- _DATA FOR THIS TASK_:
○ ○ ○ ○
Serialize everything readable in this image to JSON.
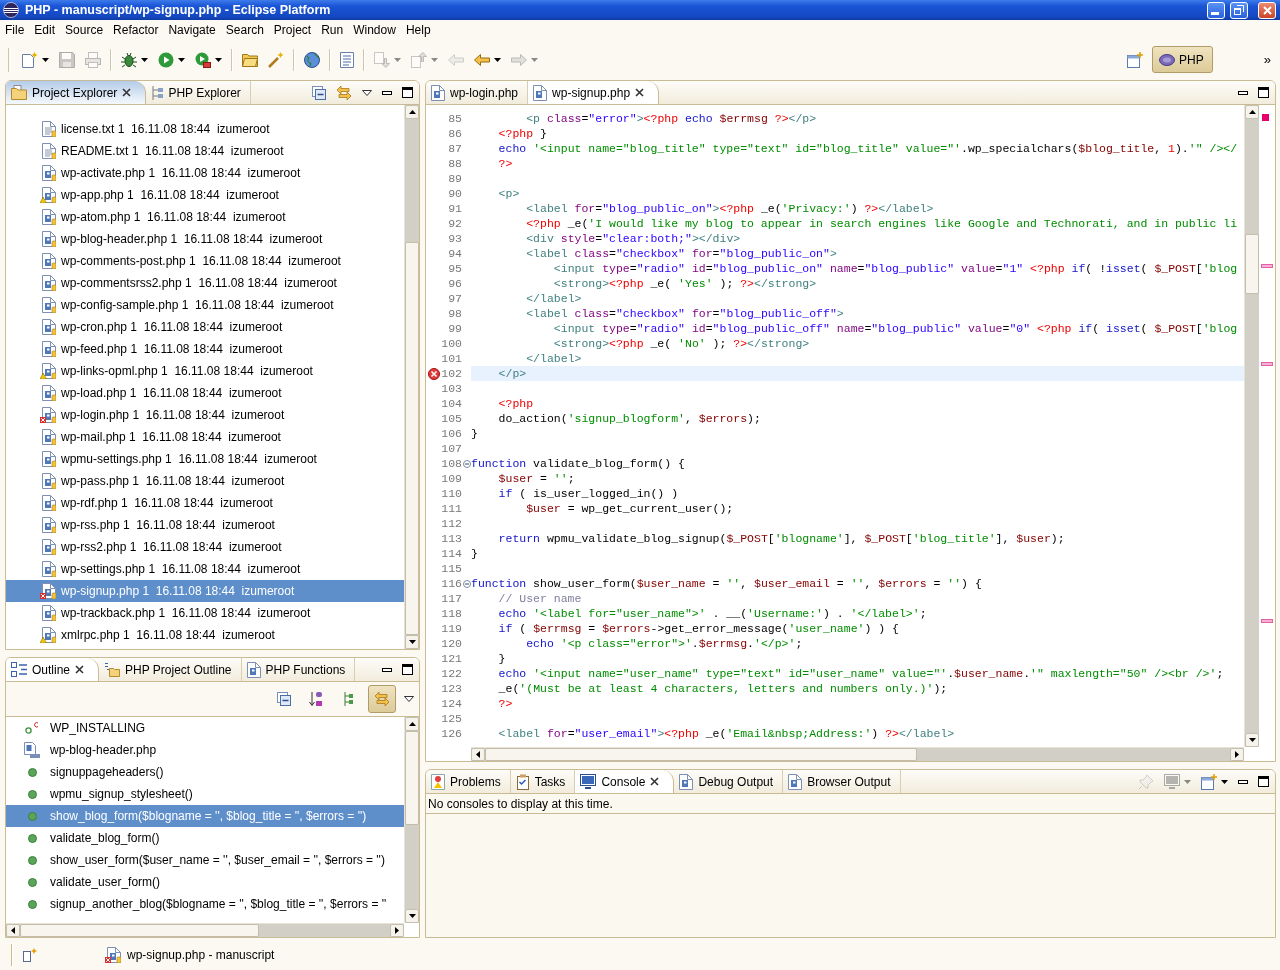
{
  "window": {
    "title": "PHP - manuscript/wp-signup.php - Eclipse Platform"
  },
  "menu": [
    "File",
    "Edit",
    "Source",
    "Refactor",
    "Navigate",
    "Search",
    "Project",
    "Run",
    "Window",
    "Help"
  ],
  "toolbar": {
    "buttons": [
      {
        "disabled": false,
        "dropdown": true
      },
      {
        "disabled": true,
        "dropdown": false
      },
      {
        "disabled": true,
        "dropdown": false
      },
      {
        "disabled": false,
        "dropdown": true
      },
      {
        "disabled": false,
        "dropdown": true
      },
      {
        "disabled": false,
        "dropdown": true
      },
      {
        "disabled": false,
        "dropdown": false
      },
      {
        "disabled": false,
        "dropdown": false
      },
      {
        "disabled": false,
        "dropdown": false
      },
      {
        "disabled": false,
        "dropdown": false
      },
      {
        "disabled": true,
        "dropdown": true
      },
      {
        "disabled": true,
        "dropdown": true
      },
      {
        "disabled": true,
        "dropdown": false
      },
      {
        "disabled": false,
        "dropdown": true
      },
      {
        "disabled": true,
        "dropdown": true
      }
    ],
    "perspectives": [
      {
        "label": "PHP",
        "selected": true
      }
    ],
    "overflow": "»"
  },
  "project_explorer": {
    "active": true,
    "tabs": [
      {
        "label": "Project Explorer",
        "selected": true
      },
      {
        "label": "PHP Explorer",
        "selected": false
      }
    ],
    "items": [
      {
        "name": "license.txt 1  16.11.08 18:44  izumeroot",
        "kind": "text",
        "selected": false
      },
      {
        "name": "README.txt 1  16.11.08 18:44  izumeroot",
        "kind": "text",
        "selected": false
      },
      {
        "name": "wp-activate.php 1  16.11.08 18:44  izumeroot",
        "kind": "php",
        "selected": false
      },
      {
        "name": "wp-app.php 1  16.11.08 18:44  izumeroot",
        "kind": "php-warning",
        "selected": false
      },
      {
        "name": "wp-atom.php 1  16.11.08 18:44  izumeroot",
        "kind": "php",
        "selected": false
      },
      {
        "name": "wp-blog-header.php 1  16.11.08 18:44  izumeroot",
        "kind": "php",
        "selected": false
      },
      {
        "name": "wp-comments-post.php 1  16.11.08 18:44  izumeroot",
        "kind": "php",
        "selected": false
      },
      {
        "name": "wp-commentsrss2.php 1  16.11.08 18:44  izumeroot",
        "kind": "php",
        "selected": false
      },
      {
        "name": "wp-config-sample.php 1  16.11.08 18:44  izumeroot",
        "kind": "php",
        "selected": false
      },
      {
        "name": "wp-cron.php 1  16.11.08 18:44  izumeroot",
        "kind": "php",
        "selected": false
      },
      {
        "name": "wp-feed.php 1  16.11.08 18:44  izumeroot",
        "kind": "php",
        "selected": false
      },
      {
        "name": "wp-links-opml.php 1  16.11.08 18:44  izumeroot",
        "kind": "php-warning",
        "selected": false
      },
      {
        "name": "wp-load.php 1  16.11.08 18:44  izumeroot",
        "kind": "php",
        "selected": false
      },
      {
        "name": "wp-login.php 1  16.11.08 18:44  izumeroot",
        "kind": "php-error",
        "selected": false
      },
      {
        "name": "wp-mail.php 1  16.11.08 18:44  izumeroot",
        "kind": "php",
        "selected": false
      },
      {
        "name": "wpmu-settings.php 1  16.11.08 18:44  izumeroot",
        "kind": "php",
        "selected": false
      },
      {
        "name": "wp-pass.php 1  16.11.08 18:44  izumeroot",
        "kind": "php",
        "selected": false
      },
      {
        "name": "wp-rdf.php 1  16.11.08 18:44  izumeroot",
        "kind": "php",
        "selected": false
      },
      {
        "name": "wp-rss.php 1  16.11.08 18:44  izumeroot",
        "kind": "php",
        "selected": false
      },
      {
        "name": "wp-rss2.php 1  16.11.08 18:44  izumeroot",
        "kind": "php",
        "selected": false
      },
      {
        "name": "wp-settings.php 1  16.11.08 18:44  izumeroot",
        "kind": "php",
        "selected": false
      },
      {
        "name": "wp-signup.php 1  16.11.08 18:44  izumeroot",
        "kind": "php-error",
        "selected": true
      },
      {
        "name": "wp-trackback.php 1  16.11.08 18:44  izumeroot",
        "kind": "php",
        "selected": false
      },
      {
        "name": "xmlrpc.php 1  16.11.08 18:44  izumeroot",
        "kind": "php-warning",
        "selected": false
      }
    ]
  },
  "outline": {
    "active": false,
    "tabs": [
      {
        "label": "Outline",
        "selected": true
      },
      {
        "label": "PHP Project Outline",
        "selected": false
      },
      {
        "label": "PHP Functions",
        "selected": false
      }
    ],
    "toolbar": [
      {
        "pressed": false
      },
      {
        "pressed": false
      },
      {
        "pressed": false
      },
      {
        "pressed": true
      }
    ],
    "items": [
      {
        "label": "WP_INSTALLING",
        "kind": "constant",
        "selected": false
      },
      {
        "label": "wp-blog-header.php",
        "kind": "include",
        "selected": false
      },
      {
        "label": "signuppageheaders()",
        "kind": "function",
        "selected": false
      },
      {
        "label": "wpmu_signup_stylesheet()",
        "kind": "function",
        "selected": false
      },
      {
        "label": "show_blog_form($blogname = '', $blog_title = '', $errors = '')",
        "kind": "function",
        "selected": true
      },
      {
        "label": "validate_blog_form()",
        "kind": "function",
        "selected": false
      },
      {
        "label": "show_user_form($user_name = '', $user_email = '', $errors = '')",
        "kind": "function",
        "selected": false
      },
      {
        "label": "validate_user_form()",
        "kind": "function",
        "selected": false
      },
      {
        "label": "signup_another_blog($blogname = '', $blog_title = '', $errors = ''",
        "kind": "function",
        "selected": false
      }
    ]
  },
  "editor": {
    "active": false,
    "tabs": [
      {
        "label": "wp-login.php",
        "selected": false
      },
      {
        "label": "wp-signup.php",
        "selected": true
      }
    ],
    "lines": [
      {
        "no": "85",
        "current": false,
        "error": false,
        "folding": false,
        "code": [
          {
            "kind": "tag",
            "text": "        <p "
          },
          {
            "kind": "attr",
            "text": "class"
          },
          {
            "kind": "plain",
            "text": "="
          },
          {
            "kind": "value",
            "text": "\"error\""
          },
          {
            "kind": "tag",
            "text": ">"
          },
          {
            "kind": "php",
            "text": "<?php "
          },
          {
            "kind": "keyword",
            "text": "echo "
          },
          {
            "kind": "variable",
            "text": "$errmsg "
          },
          {
            "kind": "php",
            "text": "?>"
          },
          {
            "kind": "tag",
            "text": "</p>"
          }
        ]
      },
      {
        "no": "86",
        "current": false,
        "error": false,
        "folding": false,
        "code": [
          {
            "kind": "php",
            "text": "    <?php"
          },
          {
            "kind": "plain",
            "text": " }"
          }
        ]
      },
      {
        "no": "87",
        "current": false,
        "error": false,
        "folding": false,
        "code": [
          {
            "kind": "keyword",
            "text": "    echo "
          },
          {
            "kind": "string",
            "text": "'<input name=\"blog_title\" type=\"text\" id=\"blog_title\" value=\"'"
          },
          {
            "kind": "plain",
            "text": ".wp_specialchars("
          },
          {
            "kind": "variable",
            "text": "$blog_title"
          },
          {
            "kind": "plain",
            "text": ", "
          },
          {
            "kind": "number",
            "text": "1"
          },
          {
            "kind": "plain",
            "text": ")."
          },
          {
            "kind": "string",
            "text": "'\" /></"
          }
        ]
      },
      {
        "no": "88",
        "current": false,
        "error": false,
        "folding": false,
        "code": [
          {
            "kind": "php",
            "text": "    ?>"
          }
        ]
      },
      {
        "no": "89",
        "current": false,
        "error": false,
        "folding": false
      },
      {
        "no": "90",
        "current": false,
        "error": false,
        "folding": false,
        "code": [
          {
            "kind": "tag",
            "text": "    <p>"
          }
        ]
      },
      {
        "no": "91",
        "current": false,
        "error": false,
        "folding": false,
        "code": [
          {
            "kind": "tag",
            "text": "        <label "
          },
          {
            "kind": "attr",
            "text": "for"
          },
          {
            "kind": "plain",
            "text": "="
          },
          {
            "kind": "value",
            "text": "\"blog_public_on\""
          },
          {
            "kind": "tag",
            "text": ">"
          },
          {
            "kind": "php",
            "text": "<?php"
          },
          {
            "kind": "plain",
            "text": " _e("
          },
          {
            "kind": "string",
            "text": "'Privacy:'"
          },
          {
            "kind": "plain",
            "text": ") "
          },
          {
            "kind": "php",
            "text": "?>"
          },
          {
            "kind": "tag",
            "text": "</label>"
          }
        ]
      },
      {
        "no": "92",
        "current": false,
        "error": false,
        "folding": false,
        "code": [
          {
            "kind": "php",
            "text": "        <?php"
          },
          {
            "kind": "plain",
            "text": " _e("
          },
          {
            "kind": "string",
            "text": "'I would like my blog to appear in search engines like Google and Technorati, and in public li"
          }
        ]
      },
      {
        "no": "93",
        "current": false,
        "error": false,
        "folding": false,
        "code": [
          {
            "kind": "tag",
            "text": "        <div "
          },
          {
            "kind": "attr",
            "text": "style"
          },
          {
            "kind": "plain",
            "text": "="
          },
          {
            "kind": "value",
            "text": "\"clear:both;\""
          },
          {
            "kind": "tag",
            "text": "></div>"
          }
        ]
      },
      {
        "no": "94",
        "current": false,
        "error": false,
        "folding": false,
        "code": [
          {
            "kind": "tag",
            "text": "        <label "
          },
          {
            "kind": "attr",
            "text": "class"
          },
          {
            "kind": "plain",
            "text": "="
          },
          {
            "kind": "value",
            "text": "\"checkbox\" "
          },
          {
            "kind": "attr",
            "text": "for"
          },
          {
            "kind": "plain",
            "text": "="
          },
          {
            "kind": "value",
            "text": "\"blog_public_on\""
          },
          {
            "kind": "tag",
            "text": ">"
          }
        ]
      },
      {
        "no": "95",
        "current": false,
        "error": false,
        "folding": false,
        "code": [
          {
            "kind": "tag",
            "text": "            <input "
          },
          {
            "kind": "attr",
            "text": "type"
          },
          {
            "kind": "plain",
            "text": "="
          },
          {
            "kind": "value",
            "text": "\"radio\" "
          },
          {
            "kind": "attr",
            "text": "id"
          },
          {
            "kind": "plain",
            "text": "="
          },
          {
            "kind": "value",
            "text": "\"blog_public_on\" "
          },
          {
            "kind": "attr",
            "text": "name"
          },
          {
            "kind": "plain",
            "text": "="
          },
          {
            "kind": "value",
            "text": "\"blog_public\" "
          },
          {
            "kind": "attr",
            "text": "value"
          },
          {
            "kind": "plain",
            "text": "="
          },
          {
            "kind": "value",
            "text": "\"1\" "
          },
          {
            "kind": "php",
            "text": "<?php "
          },
          {
            "kind": "keyword",
            "text": "if"
          },
          {
            "kind": "plain",
            "text": "( !"
          },
          {
            "kind": "keyword",
            "text": "isset"
          },
          {
            "kind": "plain",
            "text": "( "
          },
          {
            "kind": "variable",
            "text": "$_POST"
          },
          {
            "kind": "plain",
            "text": "["
          },
          {
            "kind": "string",
            "text": "'blog"
          }
        ]
      },
      {
        "no": "96",
        "current": false,
        "error": false,
        "folding": false,
        "code": [
          {
            "kind": "tag",
            "text": "            <strong>"
          },
          {
            "kind": "php",
            "text": "<?php"
          },
          {
            "kind": "plain",
            "text": " _e( "
          },
          {
            "kind": "string",
            "text": "'Yes'"
          },
          {
            "kind": "plain",
            "text": " ); "
          },
          {
            "kind": "php",
            "text": "?>"
          },
          {
            "kind": "tag",
            "text": "</strong>"
          }
        ]
      },
      {
        "no": "97",
        "current": false,
        "error": false,
        "folding": false,
        "code": [
          {
            "kind": "tag",
            "text": "        </label>"
          }
        ]
      },
      {
        "no": "98",
        "current": false,
        "error": false,
        "folding": false,
        "code": [
          {
            "kind": "tag",
            "text": "        <label "
          },
          {
            "kind": "attr",
            "text": "class"
          },
          {
            "kind": "plain",
            "text": "="
          },
          {
            "kind": "value",
            "text": "\"checkbox\" "
          },
          {
            "kind": "attr",
            "text": "for"
          },
          {
            "kind": "plain",
            "text": "="
          },
          {
            "kind": "value",
            "text": "\"blog_public_off\""
          },
          {
            "kind": "tag",
            "text": ">"
          }
        ]
      },
      {
        "no": "99",
        "current": false,
        "error": false,
        "folding": false,
        "code": [
          {
            "kind": "tag",
            "text": "            <input "
          },
          {
            "kind": "attr",
            "text": "type"
          },
          {
            "kind": "plain",
            "text": "="
          },
          {
            "kind": "value",
            "text": "\"radio\" "
          },
          {
            "kind": "attr",
            "text": "id"
          },
          {
            "kind": "plain",
            "text": "="
          },
          {
            "kind": "value",
            "text": "\"blog_public_off\" "
          },
          {
            "kind": "attr",
            "text": "name"
          },
          {
            "kind": "plain",
            "text": "="
          },
          {
            "kind": "value",
            "text": "\"blog_public\" "
          },
          {
            "kind": "attr",
            "text": "value"
          },
          {
            "kind": "plain",
            "text": "="
          },
          {
            "kind": "value",
            "text": "\"0\" "
          },
          {
            "kind": "php",
            "text": "<?php "
          },
          {
            "kind": "keyword",
            "text": "if"
          },
          {
            "kind": "plain",
            "text": "( "
          },
          {
            "kind": "keyword",
            "text": "isset"
          },
          {
            "kind": "plain",
            "text": "( "
          },
          {
            "kind": "variable",
            "text": "$_POST"
          },
          {
            "kind": "plain",
            "text": "["
          },
          {
            "kind": "string",
            "text": "'blog"
          }
        ]
      },
      {
        "no": "100",
        "current": false,
        "error": false,
        "folding": false,
        "code": [
          {
            "kind": "tag",
            "text": "            <strong>"
          },
          {
            "kind": "php",
            "text": "<?php"
          },
          {
            "kind": "plain",
            "text": " _e( "
          },
          {
            "kind": "string",
            "text": "'No'"
          },
          {
            "kind": "plain",
            "text": " ); "
          },
          {
            "kind": "php",
            "text": "?>"
          },
          {
            "kind": "tag",
            "text": "</strong>"
          }
        ]
      },
      {
        "no": "101",
        "current": false,
        "error": false,
        "folding": false,
        "code": [
          {
            "kind": "tag",
            "text": "        </label>"
          }
        ]
      },
      {
        "no": "102",
        "current": true,
        "error": true,
        "folding": false,
        "code": [
          {
            "kind": "tag",
            "text": "    </p>"
          }
        ]
      },
      {
        "no": "103",
        "current": false,
        "error": false,
        "folding": false
      },
      {
        "no": "104",
        "current": false,
        "error": false,
        "folding": false,
        "code": [
          {
            "kind": "php",
            "text": "    <?php"
          }
        ]
      },
      {
        "no": "105",
        "current": false,
        "error": false,
        "folding": false,
        "code": [
          {
            "kind": "plain",
            "text": "    do_action("
          },
          {
            "kind": "string",
            "text": "'signup_blogform'"
          },
          {
            "kind": "plain",
            "text": ", "
          },
          {
            "kind": "variable",
            "text": "$errors"
          },
          {
            "kind": "plain",
            "text": ");"
          }
        ]
      },
      {
        "no": "106",
        "current": false,
        "error": false,
        "folding": false,
        "code": [
          {
            "kind": "plain",
            "text": "}"
          }
        ]
      },
      {
        "no": "107",
        "current": false,
        "error": false,
        "folding": false
      },
      {
        "no": "108",
        "current": false,
        "error": false,
        "folding": true,
        "code": [
          {
            "kind": "keyword",
            "text": "function"
          },
          {
            "kind": "plain",
            "text": " validate_blog_form() {"
          }
        ]
      },
      {
        "no": "109",
        "current": false,
        "error": false,
        "folding": false,
        "code": [
          {
            "kind": "variable",
            "text": "    $user"
          },
          {
            "kind": "plain",
            "text": " = "
          },
          {
            "kind": "string",
            "text": "''"
          },
          {
            "kind": "plain",
            "text": ";"
          }
        ]
      },
      {
        "no": "110",
        "current": false,
        "error": false,
        "folding": false,
        "code": [
          {
            "kind": "keyword",
            "text": "    if"
          },
          {
            "kind": "plain",
            "text": " ( is_user_logged_in() )"
          }
        ]
      },
      {
        "no": "111",
        "current": false,
        "error": false,
        "folding": false,
        "code": [
          {
            "kind": "variable",
            "text": "        $user"
          },
          {
            "kind": "plain",
            "text": " = wp_get_current_user();"
          }
        ]
      },
      {
        "no": "112",
        "current": false,
        "error": false,
        "folding": false
      },
      {
        "no": "113",
        "current": false,
        "error": false,
        "folding": false,
        "code": [
          {
            "kind": "keyword",
            "text": "    return"
          },
          {
            "kind": "plain",
            "text": " wpmu_validate_blog_signup("
          },
          {
            "kind": "variable",
            "text": "$_POST"
          },
          {
            "kind": "plain",
            "text": "["
          },
          {
            "kind": "string",
            "text": "'blogname'"
          },
          {
            "kind": "plain",
            "text": "], "
          },
          {
            "kind": "variable",
            "text": "$_POST"
          },
          {
            "kind": "plain",
            "text": "["
          },
          {
            "kind": "string",
            "text": "'blog_title'"
          },
          {
            "kind": "plain",
            "text": "], "
          },
          {
            "kind": "variable",
            "text": "$user"
          },
          {
            "kind": "plain",
            "text": ");"
          }
        ]
      },
      {
        "no": "114",
        "current": false,
        "error": false,
        "folding": false,
        "code": [
          {
            "kind": "plain",
            "text": "}"
          }
        ]
      },
      {
        "no": "115",
        "current": false,
        "error": false,
        "folding": false
      },
      {
        "no": "116",
        "current": false,
        "error": false,
        "folding": true,
        "code": [
          {
            "kind": "keyword",
            "text": "function"
          },
          {
            "kind": "plain",
            "text": " show_user_form("
          },
          {
            "kind": "variable",
            "text": "$user_name"
          },
          {
            "kind": "plain",
            "text": " = "
          },
          {
            "kind": "string",
            "text": "''"
          },
          {
            "kind": "plain",
            "text": ", "
          },
          {
            "kind": "variable",
            "text": "$user_email"
          },
          {
            "kind": "plain",
            "text": " = "
          },
          {
            "kind": "string",
            "text": "''"
          },
          {
            "kind": "plain",
            "text": ", "
          },
          {
            "kind": "variable",
            "text": "$errors"
          },
          {
            "kind": "plain",
            "text": " = "
          },
          {
            "kind": "string",
            "text": "''"
          },
          {
            "kind": "plain",
            "text": ") {"
          }
        ]
      },
      {
        "no": "117",
        "current": false,
        "error": false,
        "folding": false,
        "code": [
          {
            "kind": "comment",
            "text": "    // User name"
          }
        ]
      },
      {
        "no": "118",
        "current": false,
        "error": false,
        "folding": false,
        "code": [
          {
            "kind": "keyword",
            "text": "    echo "
          },
          {
            "kind": "string",
            "text": "'<label for=\"user_name\">'"
          },
          {
            "kind": "plain",
            "text": " . __("
          },
          {
            "kind": "string",
            "text": "'Username:'"
          },
          {
            "kind": "plain",
            "text": ") . "
          },
          {
            "kind": "string",
            "text": "'</label>'"
          },
          {
            "kind": "plain",
            "text": ";"
          }
        ]
      },
      {
        "no": "119",
        "current": false,
        "error": false,
        "folding": false,
        "code": [
          {
            "kind": "keyword",
            "text": "    if"
          },
          {
            "kind": "plain",
            "text": " ( "
          },
          {
            "kind": "variable",
            "text": "$errmsg"
          },
          {
            "kind": "plain",
            "text": " = "
          },
          {
            "kind": "variable",
            "text": "$errors"
          },
          {
            "kind": "plain",
            "text": "->get_error_message("
          },
          {
            "kind": "string",
            "text": "'user_name'"
          },
          {
            "kind": "plain",
            "text": ") ) {"
          }
        ]
      },
      {
        "no": "120",
        "current": false,
        "error": false,
        "folding": false,
        "code": [
          {
            "kind": "keyword",
            "text": "        echo "
          },
          {
            "kind": "string",
            "text": "'<p class=\"error\">'"
          },
          {
            "kind": "plain",
            "text": "."
          },
          {
            "kind": "variable",
            "text": "$errmsg"
          },
          {
            "kind": "plain",
            "text": "."
          },
          {
            "kind": "string",
            "text": "'</p>'"
          },
          {
            "kind": "plain",
            "text": ";"
          }
        ]
      },
      {
        "no": "121",
        "current": false,
        "error": false,
        "folding": false,
        "code": [
          {
            "kind": "plain",
            "text": "    }"
          }
        ]
      },
      {
        "no": "122",
        "current": false,
        "error": false,
        "folding": false,
        "code": [
          {
            "kind": "keyword",
            "text": "    echo "
          },
          {
            "kind": "string",
            "text": "'<input name=\"user_name\" type=\"text\" id=\"user_name\" value=\"'"
          },
          {
            "kind": "plain",
            "text": "."
          },
          {
            "kind": "variable",
            "text": "$user_name"
          },
          {
            "kind": "plain",
            "text": "."
          },
          {
            "kind": "string",
            "text": "'\" maxlength=\"50\" /><br />'"
          },
          {
            "kind": "plain",
            "text": ";"
          }
        ]
      },
      {
        "no": "123",
        "current": false,
        "error": false,
        "folding": false,
        "code": [
          {
            "kind": "plain",
            "text": "    _e("
          },
          {
            "kind": "string",
            "text": "'(Must be at least 4 characters, letters and numbers only.)'"
          },
          {
            "kind": "plain",
            "text": ");"
          }
        ]
      },
      {
        "no": "124",
        "current": false,
        "error": false,
        "folding": false,
        "code": [
          {
            "kind": "php",
            "text": "    ?>"
          }
        ]
      },
      {
        "no": "125",
        "current": false,
        "error": false,
        "folding": false
      },
      {
        "no": "126",
        "current": false,
        "error": false,
        "folding": false,
        "code": [
          {
            "kind": "tag",
            "text": "    <label "
          },
          {
            "kind": "attr",
            "text": "for"
          },
          {
            "kind": "plain",
            "text": "="
          },
          {
            "kind": "value",
            "text": "\"user_email\""
          },
          {
            "kind": "tag",
            "text": ">"
          },
          {
            "kind": "php",
            "text": "<?php"
          },
          {
            "kind": "plain",
            "text": " _e("
          },
          {
            "kind": "string",
            "text": "'Email&nbsp;Address:'"
          },
          {
            "kind": "plain",
            "text": ") "
          },
          {
            "kind": "php",
            "text": "?>"
          },
          {
            "kind": "tag",
            "text": "</label>"
          }
        ]
      }
    ]
  },
  "console": {
    "active": false,
    "tabs": [
      {
        "label": "Problems",
        "selected": false
      },
      {
        "label": "Tasks",
        "selected": false
      },
      {
        "label": "Console",
        "selected": true
      },
      {
        "label": "Debug Output",
        "selected": false
      },
      {
        "label": "Browser Output",
        "selected": false
      }
    ],
    "toolbar": [
      {
        "disabled": true,
        "dropdown": false
      },
      {
        "disabled": true,
        "dropdown": true
      },
      {
        "disabled": false,
        "dropdown": true
      }
    ],
    "message": "No consoles to display at this time."
  },
  "status_bar": {
    "text": "wp-signup.php - manuscript"
  }
}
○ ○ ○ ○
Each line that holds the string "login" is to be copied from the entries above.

        "name": "wp-login.php 1  16.11.08 18:44  izumeroot",
        "label": "wp-login.php",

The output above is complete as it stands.